Projects:So as of now the boat sits in the side yard, waiting for the snow, with only minor work to do…the trailer modifications are about done and the radio replacement can happen in the spring. The last of the autumn leaves are still a brilliant yellow on the maple trees, but winter feels close.


Compleat Cruiser

I am almost done reading  The Compleat Cruiser: The Art, Practice and Enjoyment of Boating by L. Francis Herreshoff (first printed in 1956). It has been one of the most enjoyable books on short-distance (non-blue-water) cruising I have encountered because it is told as a story. The reader casually is introduced to Mr. Goddard and his young-teen daughter, Miss Prim (for Primrose) who are taking short sailing trips around  the North Shore above Boston, MA.  While there are details slipped in about boat designs (the author’s skill and fame), the account paints a picture of the enjoyment of the journey. The moments of concern due to occasional squalls or shallow water fade as we are go along experiencing the cooking of meals and sitting on the boat in the quiet of the evening or engaging in informal ‘races’ with fellow sailors who happen to be going the same direction. The evenings often entail sitting around with these other boaters discussing everything under the sun…with a focus on sailing. More than any other book I’ve read, this one brings out the fun of simple short-run cruising.

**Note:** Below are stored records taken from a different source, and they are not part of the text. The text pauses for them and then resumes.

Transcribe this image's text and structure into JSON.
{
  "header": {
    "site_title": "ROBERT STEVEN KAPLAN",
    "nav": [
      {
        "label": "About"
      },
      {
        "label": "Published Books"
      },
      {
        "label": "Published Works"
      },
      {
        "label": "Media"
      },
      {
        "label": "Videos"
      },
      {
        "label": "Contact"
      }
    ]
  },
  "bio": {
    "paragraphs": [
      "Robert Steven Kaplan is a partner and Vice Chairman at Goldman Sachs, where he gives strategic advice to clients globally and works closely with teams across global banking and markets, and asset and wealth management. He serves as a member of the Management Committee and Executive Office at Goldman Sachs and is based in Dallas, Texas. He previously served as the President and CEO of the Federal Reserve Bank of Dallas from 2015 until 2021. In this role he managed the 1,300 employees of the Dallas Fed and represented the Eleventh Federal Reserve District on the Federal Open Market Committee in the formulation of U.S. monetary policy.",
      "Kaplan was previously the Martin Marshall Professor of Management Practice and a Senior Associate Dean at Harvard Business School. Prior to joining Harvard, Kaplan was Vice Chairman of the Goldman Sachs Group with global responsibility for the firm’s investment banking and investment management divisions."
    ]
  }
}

I have often read books promoting the benefits of simplicity in cruising…no motor…no special electronics…no water heater or pressure…etc. Herreshoff makes some of those same arguments relative to initial cost of boats, maintenance costs, insurance costs, and so on. If he were still living and still making the same arguments, however, I would take him to task over a few items which were either prohibitively costly or totally unavailable back then.

  1. I think every boat above 20′ ought to have a depth sounder/fish finder. These can be had for about $100 and make running aground much less likely…especially if you are single-handing and couldn’t use a line.
  2. Navigation without a GPS in this day is foolish…especially if you might get out of sight of land. I recently changed my hand unit (~$200) for a low-end chart-plotter which cost about $450. Half of its value is the inclusion of charts which otherwise cost about $20 each.
  3. LED running lights and cabin lights are far superior to the old incandescent ones and the oil lamps in the cabin (I ;know some argue the atmosphere is better inside with oil). Add a solar charger (say 15 watts) and a deep-cycle battery and you have all the   power for your lights unless you run all night every night.

To be sure, power boaters define ‘necessities’ differently, but I consider the above items to be essential and affordable for those with small cruising sailboats. 

Sailing on PEI

A true account: I herewith endeavour to give a true account of my sailing experiences on Prince Edward Island interspersed with bits of advice and warnings, often derived from the writings of others. These experiences arose out of acquiring, and then modifying, a small used sailboat for coastal sailing. When Luke, the author of two Bible books, began writing, he pointed out that, while many others had already written about the same topic, he was going to write an orderly account resulting from careful investigation.[1] In the realm of sailing, this is beyond my grasp! Much of the technical information presented here echoes the writings of others who have come before me. Instead, it is my goal to give a personal account of my journey on the path to becoming a sailor. Continue reading Sailing on PEI